Submitted by: Submitted by

Views: 459

Words: 5416

Pages: 22

Category: Business and Industry

Date Submitted: 09/21/2011 12:51 AM

Report This Essay


1. Introduction 2

2. Analysis: Alaska as a Cruising Region 2

2.1 Cruise Lines Involved and their Ships 2

2.1.1 Profiling of Alaska Cruise Operators – Princess Cruises 2

2.1.2 Changes in Supply of Alaska cruises in 2010 and 2011 2

2.2 Itineraries, Ports of Call and Shore Excursions of Voyages 2

2.2.1 A Sample of Typical Itinerary in Alaska 2

2.2.2 Major Ports of Call and their Shore Excursions 2

3. Challenges and Environmental Issues faced by the Alaskan Cruise Industry 2

3.1 Seasonality 2

3.1.1 High Season (July & August) 2

3.1.2 Shoulder Season (May to June & September) 2

3.2 Dispute over Head Tax Policy 2

3.3 High standard wastewater discharge 2

3.4 Rising International Standard 2

3.5 Regulations on Vessel Entry 2

3.6 Glacier Retreat and Wildlife Disturbance 2

4. Conclusion 2

5. Reference List 2

1. Introduction

Fig. 1 Map of Alaska (, 2010)

Lying south to the Arctic Circle and north to the Pacific Ocean, Alaska, a.k.a. ‘The Last Frontier’, is the largest but least populous state in the United States of America (USA). With a total land area of approx. 570,000 square miles (equivalent to around one-fifth the size of the lower 48 states), there are totally five regions in Alaska – the Southeast, Southcentral, Interior, Far North and Southwest, all having distinct characteristics and thus, appealing to a wide range of tourists (iGuide, 2010).

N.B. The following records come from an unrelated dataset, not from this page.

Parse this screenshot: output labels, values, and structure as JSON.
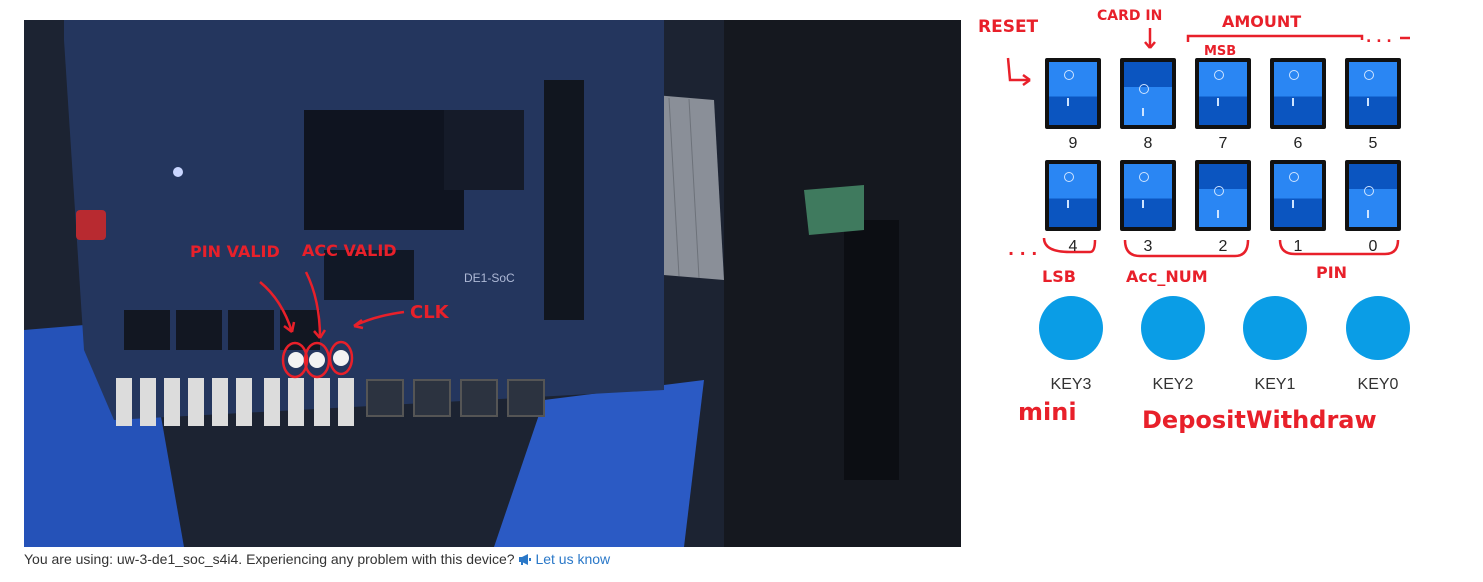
{
  "board": {
    "switches_top": [
      {
        "label": "9",
        "state": "up"
      },
      {
        "label": "8",
        "state": "down"
      },
      {
        "label": "7",
        "state": "up"
      },
      {
        "label": "6",
        "state": "up"
      },
      {
        "label": "5",
        "state": "up"
      }
    ],
    "switches_bottom": [
      {
        "label": "4",
        "state": "up"
      },
      {
        "label": "3",
        "state": "up"
      },
      {
        "label": "2",
        "state": "down"
      },
      {
        "label": "1",
        "state": "up"
      },
      {
        "label": "0",
        "state": "down"
      }
    ],
    "keys": [
      "KEY3",
      "KEY2",
      "KEY1",
      "KEY0"
    ]
  },
  "annotations": {
    "reset": "RESET",
    "card_in": "CARD IN",
    "amount": "AMOUNT",
    "msb": "MSB",
    "lsb": "LSB",
    "acc_num": "Acc_NUM",
    "pin": "PIN",
    "mini": "mini",
    "deposit": "Deposit",
    "withdraw": "Withdraw",
    "pin_valid": "PIN VALID",
    "acc_valid": "ACC VALID",
    "clk": "CLK",
    "dots_right": ". . .",
    "dots_left": ". . ."
  },
  "feed": {
    "board_name": "DE1-SoC"
  },
  "footer": {
    "message": "You are using: uw-3-de1_soc_s4i4. Experiencing any problem with this device?",
    "link": "Let us know"
  },
  "colors": {
    "annotation": "#e8202a",
    "key": "#0a9de6",
    "switch": "#0a60d8",
    "link": "#2a78c8"
  }
}
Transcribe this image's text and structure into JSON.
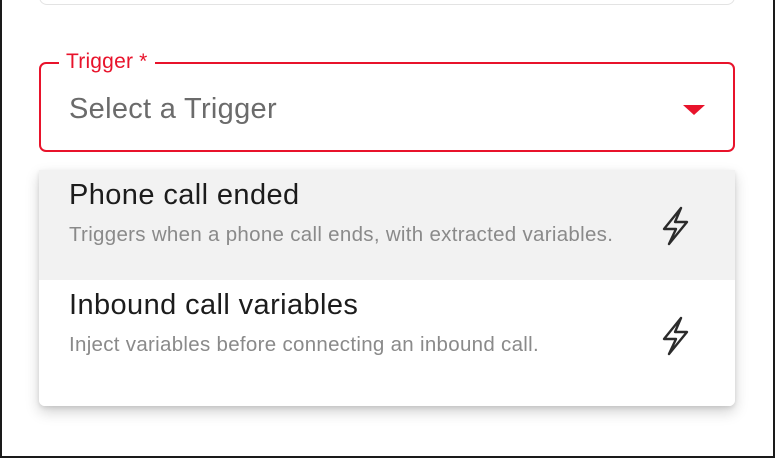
{
  "trigger_field": {
    "label": "Trigger *",
    "placeholder": "Select a Trigger"
  },
  "colors": {
    "accent": "#e8132b",
    "option_highlight": "#f2f2f2",
    "description_text": "#8a8a8a"
  },
  "options": [
    {
      "title": "Phone call ended",
      "description": "Triggers when a phone call ends, with extracted variables.",
      "icon": "lightning-bolt-icon",
      "highlighted": true
    },
    {
      "title": "Inbound call variables",
      "description": "Inject variables before connecting an inbound call.",
      "icon": "lightning-bolt-icon",
      "highlighted": false
    }
  ]
}
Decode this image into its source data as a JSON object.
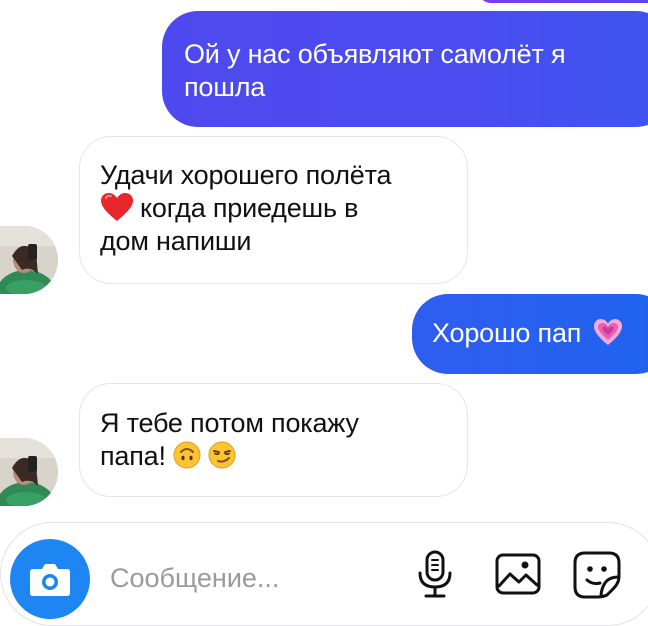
{
  "messages": [
    {
      "side": "sent",
      "text": "Ой у нас объявляют самолёт я пошла"
    },
    {
      "side": "received",
      "line1": "Удачи хорошего полёта",
      "line2_after_emoji": "когда приедешь в",
      "line3": "дом напиши",
      "emoji": "red-heart"
    },
    {
      "side": "sent",
      "text": "Хорошо пап",
      "emoji": "growing-heart"
    },
    {
      "side": "received",
      "line1": "Я тебе потом покажу",
      "line2": "папа!",
      "emojis": [
        "upside-down-face",
        "smirking-face"
      ]
    }
  ],
  "composer": {
    "placeholder": "Сообщение...",
    "icons": [
      "camera-icon",
      "microphone-icon",
      "gallery-icon",
      "sticker-icon"
    ]
  },
  "colors": {
    "sent_gradient_start": "#4e49ee",
    "sent_gradient_end": "#1f63ee",
    "camera_button": "#1d86f2",
    "received_border": "#e6e6ea"
  }
}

Alaska has definitely a lot to offer. For one thing, Alaska is famous for its glaciers. There are about 100,000 active glaciers in the region as of today, of which the largest one is Malaspina, with an area of 1,500 square miles and 1,000 feet thick. Apart from viewing the gleaming ice, tourists can also visit the ancient Tongass National Forest in Southeast Alaska, or enjoy the breathtaking scenery of over 3,000 rivers and three million lakes. Alaska is home to the top ten highest mountains in the USA as well, and tourists can join...